What have we learned? If at all possible, to insure your horse with major medical and mortality for its full value before letting it step onto a trailer, whether your trailer or a third party’s trailer. If insurance is not an option for you for some reason, at least try to haul your horse yourself when you can (assuming you are an experienced, safe horse hauler) so that you have more control over the situation or be prepared to bear the loss of the horse’s value or the cost of the veterinary treatment in the event the horse is injured and survives. Make the choice today about what coverages you do or do not want so that you know what to expect in the event tragedy strikes.

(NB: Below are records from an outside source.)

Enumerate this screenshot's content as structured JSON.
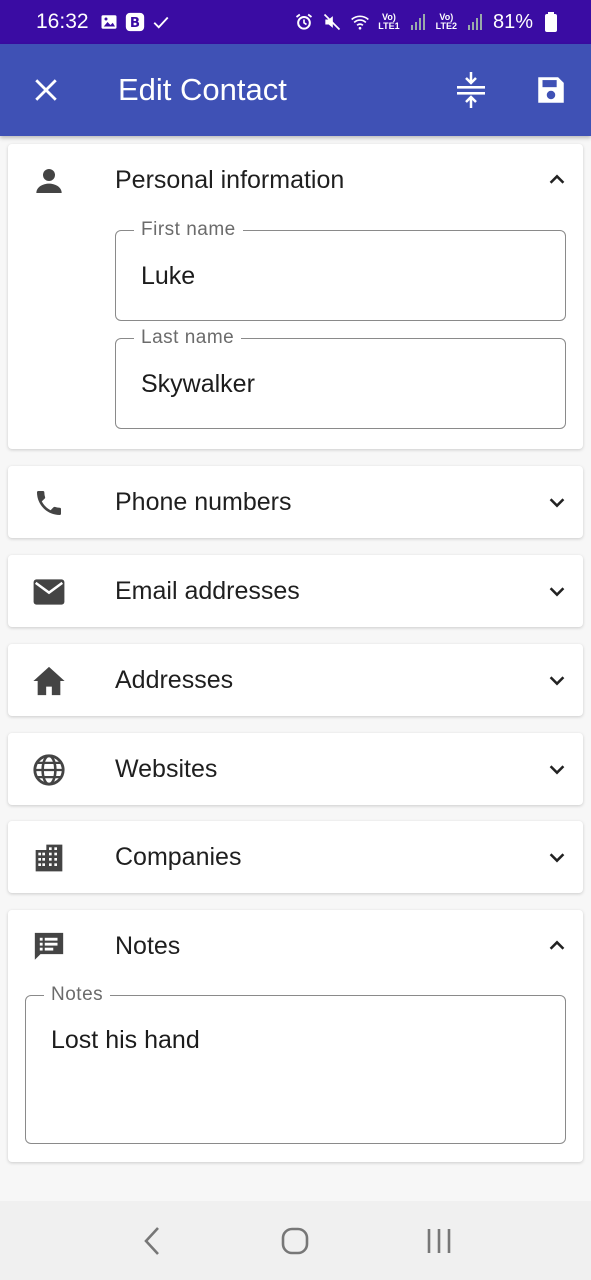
{
  "status": {
    "time": "16:32",
    "battery": "81%",
    "net1": "Vo)\nLTE1",
    "net2": "Vo)\nLTE2"
  },
  "appbar": {
    "title": "Edit Contact",
    "close_icon": "close-icon",
    "collapse_icon": "compress-vertical-icon",
    "save_icon": "save-icon",
    "color": "#3f51b5"
  },
  "sections": {
    "personal": {
      "label": "Personal information",
      "expanded": true
    },
    "phones": {
      "label": "Phone numbers",
      "expanded": false
    },
    "emails": {
      "label": "Email addresses",
      "expanded": false
    },
    "addresses": {
      "label": "Addresses",
      "expanded": false
    },
    "websites": {
      "label": "Websites",
      "expanded": false
    },
    "companies": {
      "label": "Companies",
      "expanded": false
    },
    "notes": {
      "label": "Notes",
      "expanded": true
    }
  },
  "fields": {
    "first_name": {
      "label": "First name",
      "value": "Luke"
    },
    "last_name": {
      "label": "Last name",
      "value": "Skywalker"
    },
    "notes": {
      "label": "Notes",
      "value": "Lost his hand"
    }
  }
}
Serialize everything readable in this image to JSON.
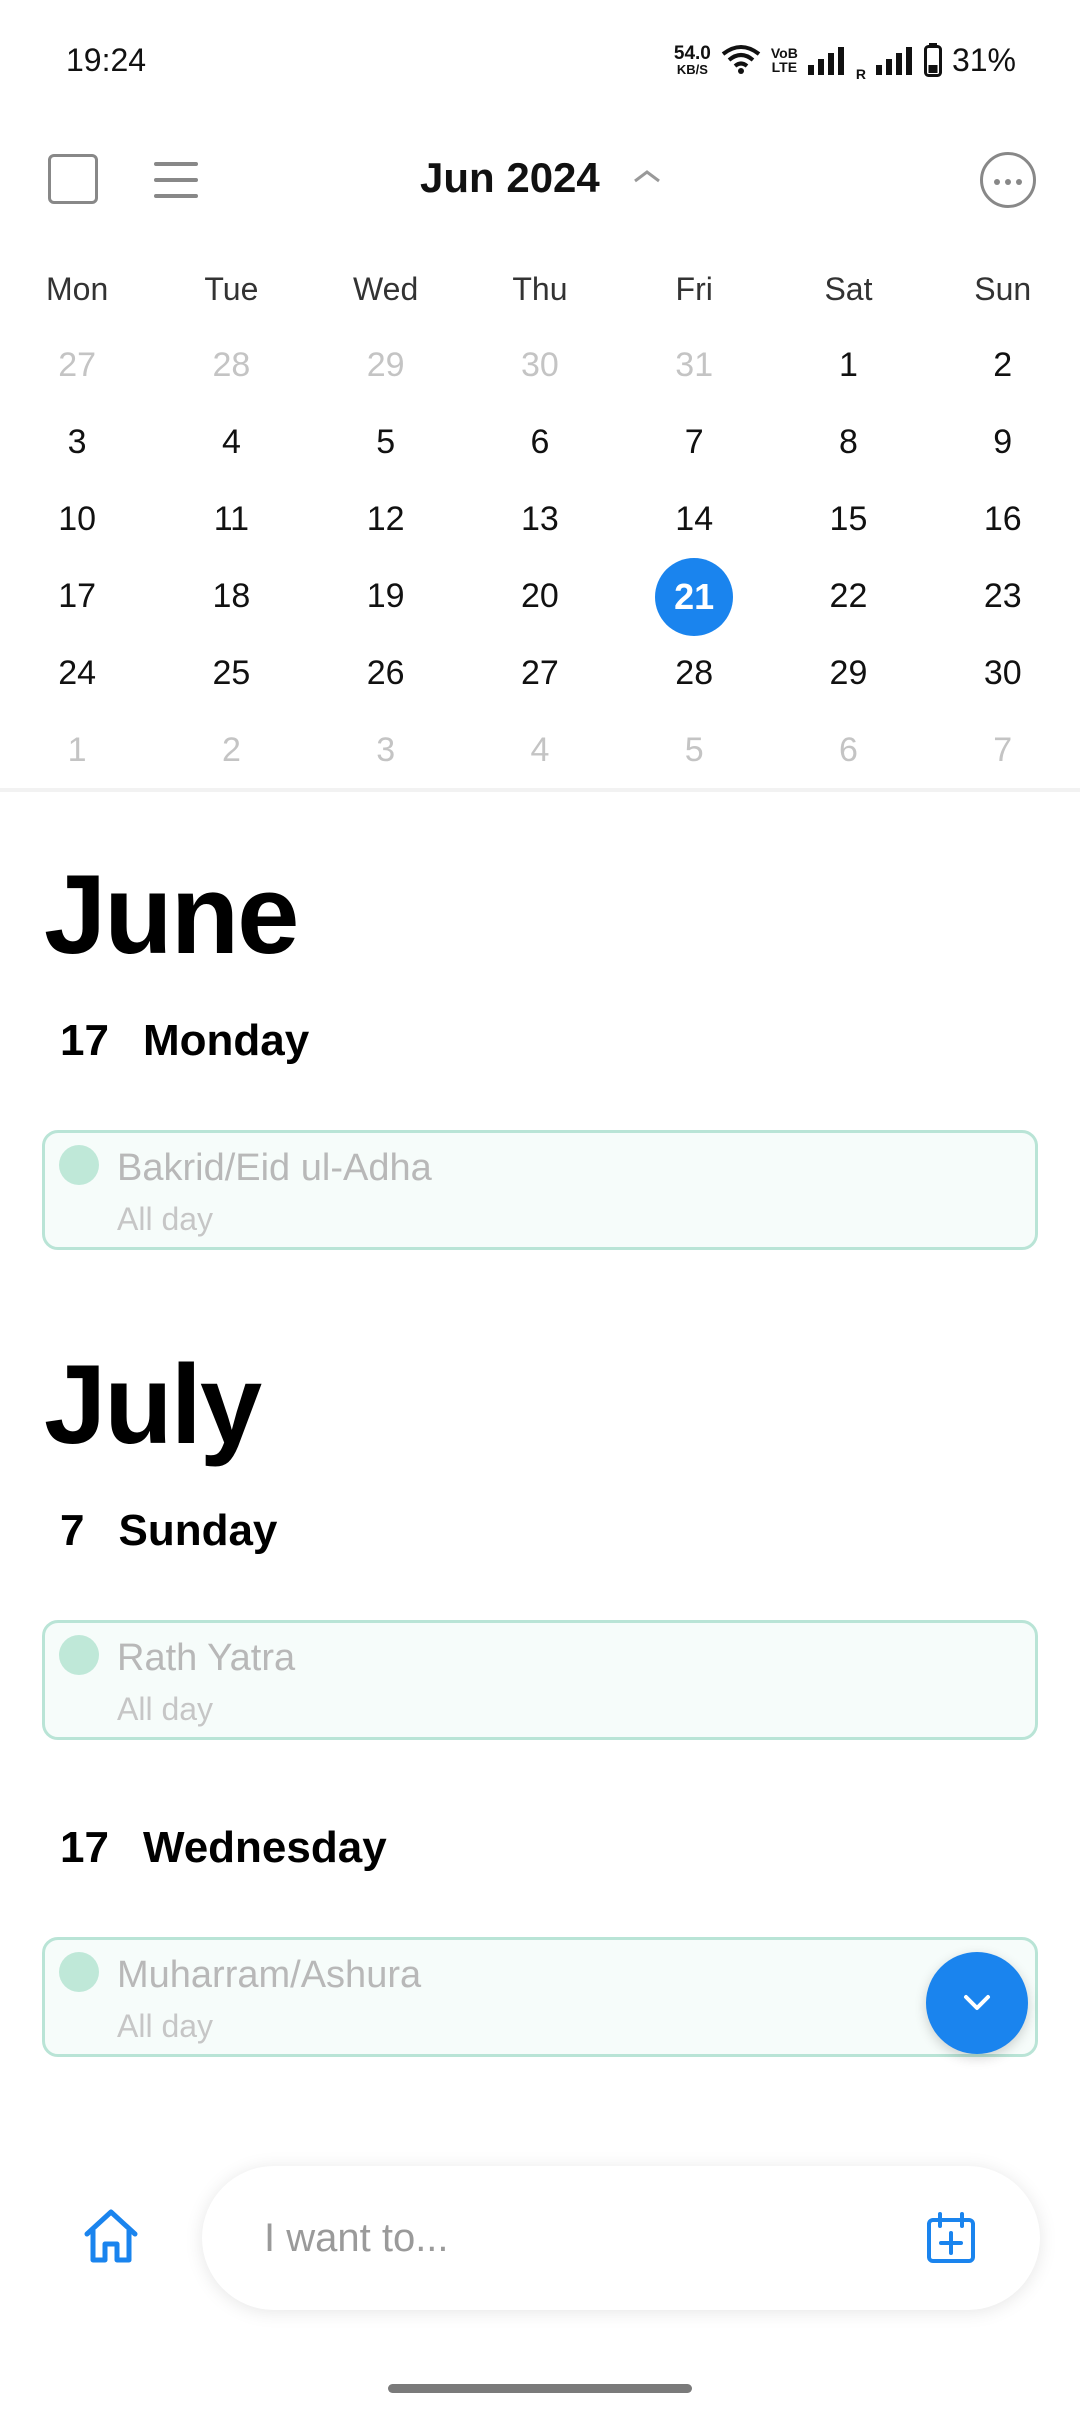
{
  "status_bar": {
    "time": "19:24",
    "net_speed_value": "54.0",
    "net_speed_unit": "KB/S",
    "volte_top": "VoB",
    "volte_bottom": "LTE",
    "roaming": "R",
    "battery": "31%"
  },
  "toolbar": {
    "title": "Jun 2024"
  },
  "calendar": {
    "weekdays": [
      "Mon",
      "Tue",
      "Wed",
      "Thu",
      "Fri",
      "Sat",
      "Sun"
    ],
    "weeks": [
      [
        {
          "d": "27",
          "m": true
        },
        {
          "d": "28",
          "m": true
        },
        {
          "d": "29",
          "m": true
        },
        {
          "d": "30",
          "m": true
        },
        {
          "d": "31",
          "m": true
        },
        {
          "d": "1"
        },
        {
          "d": "2"
        }
      ],
      [
        {
          "d": "3"
        },
        {
          "d": "4"
        },
        {
          "d": "5"
        },
        {
          "d": "6"
        },
        {
          "d": "7"
        },
        {
          "d": "8"
        },
        {
          "d": "9"
        }
      ],
      [
        {
          "d": "10"
        },
        {
          "d": "11"
        },
        {
          "d": "12"
        },
        {
          "d": "13"
        },
        {
          "d": "14"
        },
        {
          "d": "15"
        },
        {
          "d": "16"
        }
      ],
      [
        {
          "d": "17"
        },
        {
          "d": "18"
        },
        {
          "d": "19"
        },
        {
          "d": "20"
        },
        {
          "d": "21",
          "today": true
        },
        {
          "d": "22"
        },
        {
          "d": "23"
        }
      ],
      [
        {
          "d": "24"
        },
        {
          "d": "25"
        },
        {
          "d": "26"
        },
        {
          "d": "27"
        },
        {
          "d": "28"
        },
        {
          "d": "29"
        },
        {
          "d": "30"
        }
      ],
      [
        {
          "d": "1",
          "m": true
        },
        {
          "d": "2",
          "m": true
        },
        {
          "d": "3",
          "m": true
        },
        {
          "d": "4",
          "m": true
        },
        {
          "d": "5",
          "m": true
        },
        {
          "d": "6",
          "m": true
        },
        {
          "d": "7",
          "m": true
        }
      ]
    ]
  },
  "agenda": {
    "june": {
      "month": "June",
      "day1": {
        "num": "17",
        "weekday": "Monday",
        "event_title": "Bakrid/Eid ul-Adha",
        "event_time": "All day"
      }
    },
    "july": {
      "month": "July",
      "day1": {
        "num": "7",
        "weekday": "Sunday",
        "event_title": "Rath Yatra",
        "event_time": "All day"
      },
      "day2": {
        "num": "17",
        "weekday": "Wednesday",
        "event_title": "Muharram/Ashura",
        "event_time": "All day"
      }
    }
  },
  "bottom": {
    "input_placeholder": "I want to..."
  },
  "colors": {
    "accent": "#1a84ee",
    "event_border": "#b9e4d6",
    "event_dot": "#bfe8d8"
  }
}
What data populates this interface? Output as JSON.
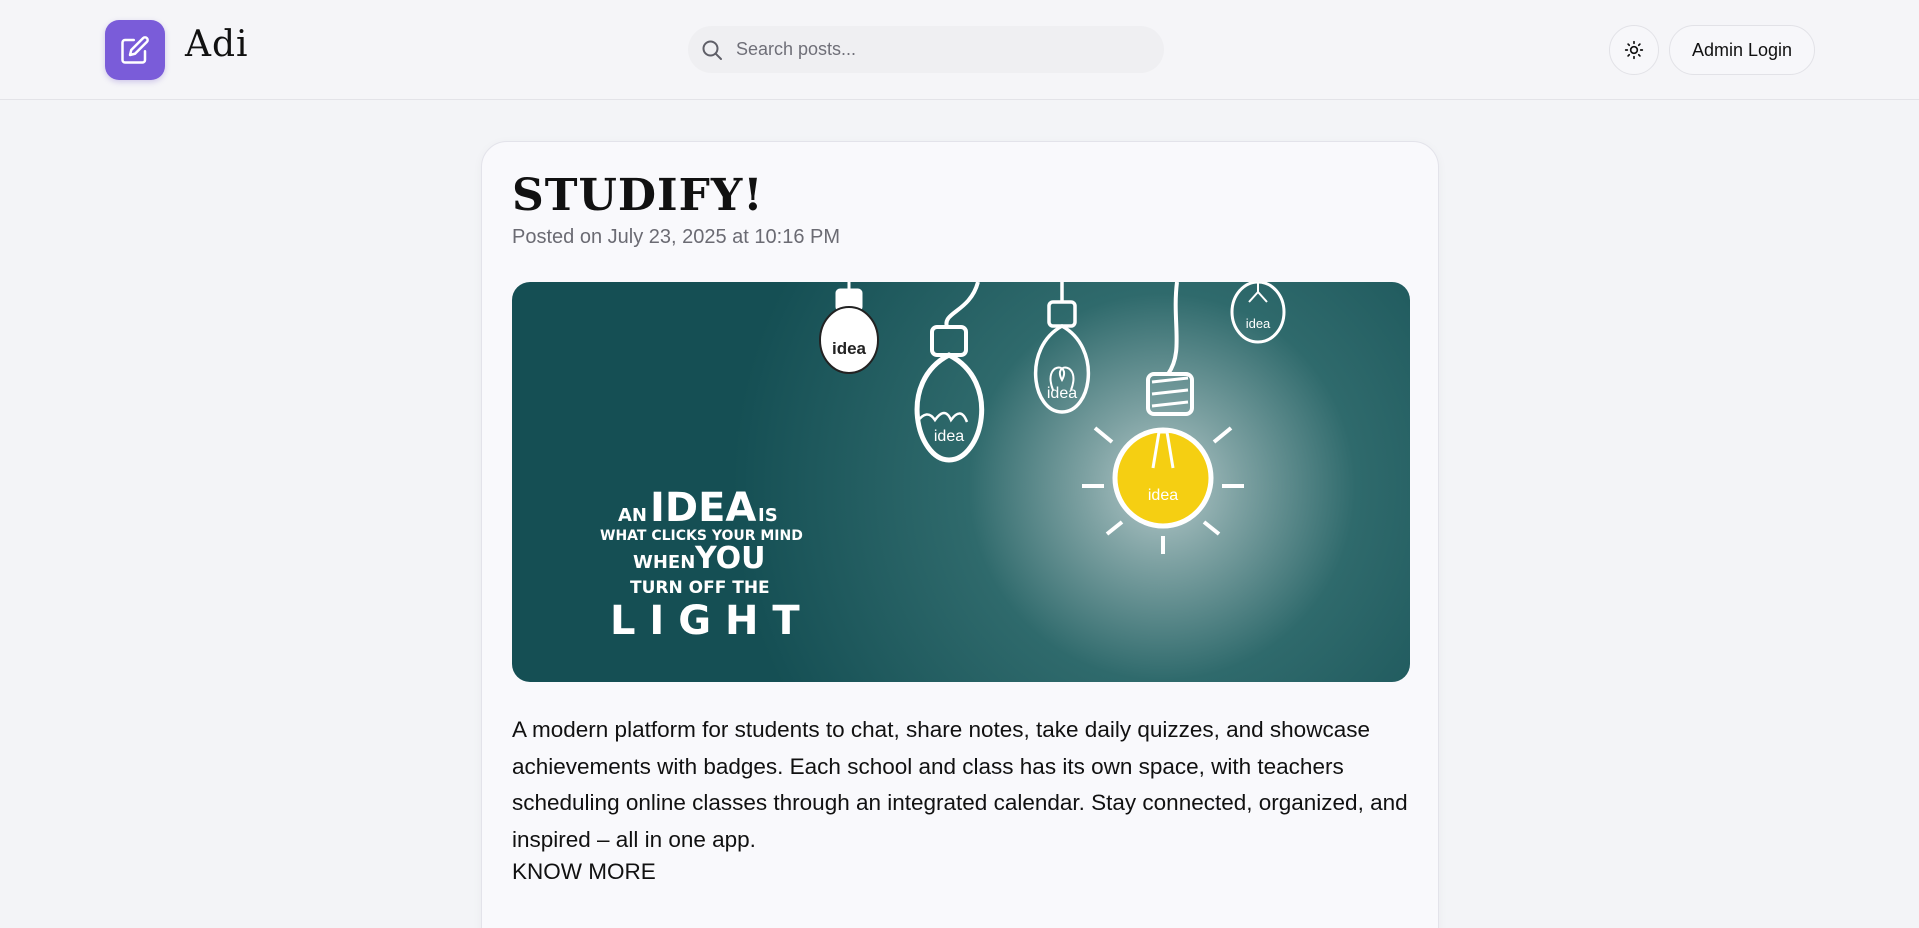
{
  "header": {
    "brand": "Adi",
    "search_placeholder": "Search posts...",
    "admin_login": "Admin Login"
  },
  "post": {
    "title": "STUDIFY!",
    "meta": "Posted on July 23, 2025 at 10:16 PM",
    "image": {
      "quote_line1_a": "AN",
      "quote_line1_b": "IDEA",
      "quote_line1_c": "IS",
      "quote_line2": "WHAT CLICKS YOUR MIND",
      "quote_line3_a": "WHEN",
      "quote_line3_b": "YOU",
      "quote_line4": "TURN OFF THE",
      "quote_line5": "L I G H T",
      "bulb_label": "idea"
    },
    "body": "A modern platform for students to chat, share notes, take daily quizzes, and showcase achievements with badges. Each school and class has its own space, with teachers scheduling online classes through an integrated calendar. Stay connected, organized, and inspired – all in one app.",
    "know_more": "KNOW MORE"
  },
  "colors": {
    "accent": "#7a5cd9",
    "hero_bg": "#1b5a5e",
    "bulb_yellow": "#f5cf12"
  }
}
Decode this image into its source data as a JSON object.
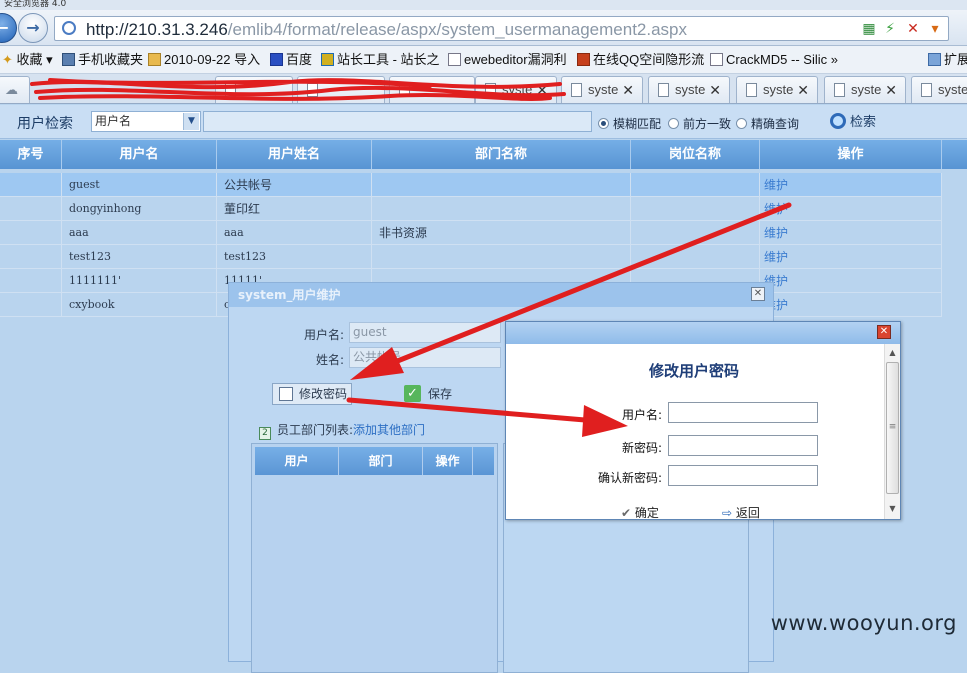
{
  "browser": {
    "title_partial": "安全浏览器 4.0",
    "url_host": "http://210.31.3.246",
    "url_path": "/emlib4/format/release/aspx/system_usermanagement2.aspx",
    "bookmarks": [
      {
        "label": "收藏"
      },
      {
        "label": "手机收藏夹"
      },
      {
        "label": "2010-09-22 导入"
      },
      {
        "label": "百度"
      },
      {
        "label": "站长工具 - 站长之"
      },
      {
        "label": "ewebeditor漏洞利"
      },
      {
        "label": "在线QQ空间隐形流"
      },
      {
        "label": "CrackMD5 -- Silic"
      },
      {
        "label": "扩展"
      }
    ],
    "tabs": [
      {
        "label": "syste"
      },
      {
        "label": "syste"
      },
      {
        "label": "syste"
      },
      {
        "label": "syste"
      },
      {
        "label": "syste"
      },
      {
        "label": "syste"
      }
    ]
  },
  "search": {
    "label": "用户检索",
    "field": "用户名",
    "mode_fuzzy": "模糊匹配",
    "mode_prefix": "前方一致",
    "mode_exact": "精确查询",
    "button": "检索"
  },
  "grid": {
    "columns": [
      "序号",
      "用户名",
      "用户姓名",
      "部门名称",
      "岗位名称",
      "操作"
    ],
    "rows": [
      {
        "username": "guest",
        "name": "公共帐号",
        "dept": "",
        "post": "",
        "action": "维护"
      },
      {
        "username": "dongyinhong",
        "name": "董印红",
        "dept": "",
        "post": "",
        "action": "维护"
      },
      {
        "username": "aaa",
        "name": "aaa",
        "dept": "非书资源",
        "post": "",
        "action": "维护"
      },
      {
        "username": "test123",
        "name": "test123",
        "dept": "",
        "post": "",
        "action": "维护"
      },
      {
        "username": "1111111'",
        "name": "11111'",
        "dept": "",
        "post": "",
        "action": "维护"
      },
      {
        "username": "cxybook",
        "name": "c",
        "dept": "",
        "post": "",
        "action": "维护"
      }
    ]
  },
  "maint_dialog": {
    "title": "system_用户维护",
    "username_label": "用户名:",
    "username_value": "guest",
    "name_label": "姓名:",
    "name_value": "公共帐号",
    "change_password_button": "修改密码",
    "save_button": "保存",
    "dept_list_label": "员工部门列表:",
    "add_dept_link": "添加其他部门",
    "dept_columns": [
      "用户",
      "部门",
      "操作"
    ]
  },
  "pwd_dialog": {
    "heading": "修改用户密码",
    "username_label": "用户名:",
    "new_password_label": "新密码:",
    "confirm_password_label": "确认新密码:",
    "ok_button": "确定",
    "back_button": "返回"
  },
  "watermark": "www.wooyun.org",
  "colors": {
    "header_blue": "#5894d3",
    "selected_row": "#9ec8f2",
    "link": "#3a7cd0",
    "annotation_red": "#e01f1f"
  }
}
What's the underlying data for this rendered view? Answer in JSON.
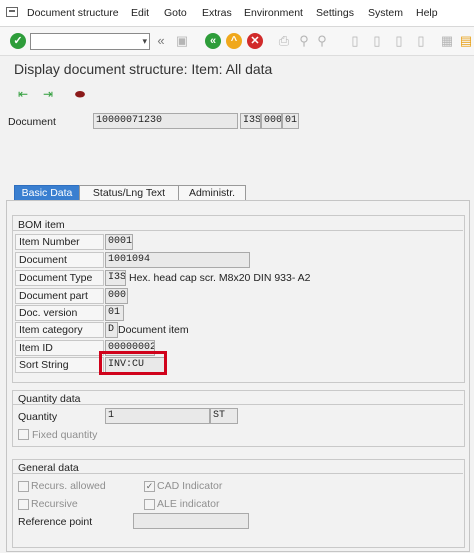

If you get into a bind and need assistance or just want to ask some questions to avoid getting in a bind, feel free to email me at firstname.lastname@example.org. I often will answer a short and simple question for free if I have time and know the answer off the top of my head! If you don’t hear back from me quickly, it’s not because I don’t love you or think you have a great question or because I don’t know the answer (usually), I’m probably just really busy and haven’t had a chance to email back. And you can always buy the first hour of my time for $250 (my usual hourly rate for 2014 is $350). Lots of folks will save up all their equine (and some corporate or real estate) legal questions and short documents and sit with me for an hour and we will do as much as we can during that hour and it’s only $250. You can check out my Twitter feed @nchorselawyer as well as our firm’s Equine Law Group web page at http://www.rl-law.com/equine if you’re interested, and yes, in addition to providing what I hope are interesting and informative stories, this blog and the Twitter feed referenced above are also (in one way or another, I guess) an advertisement for legal services.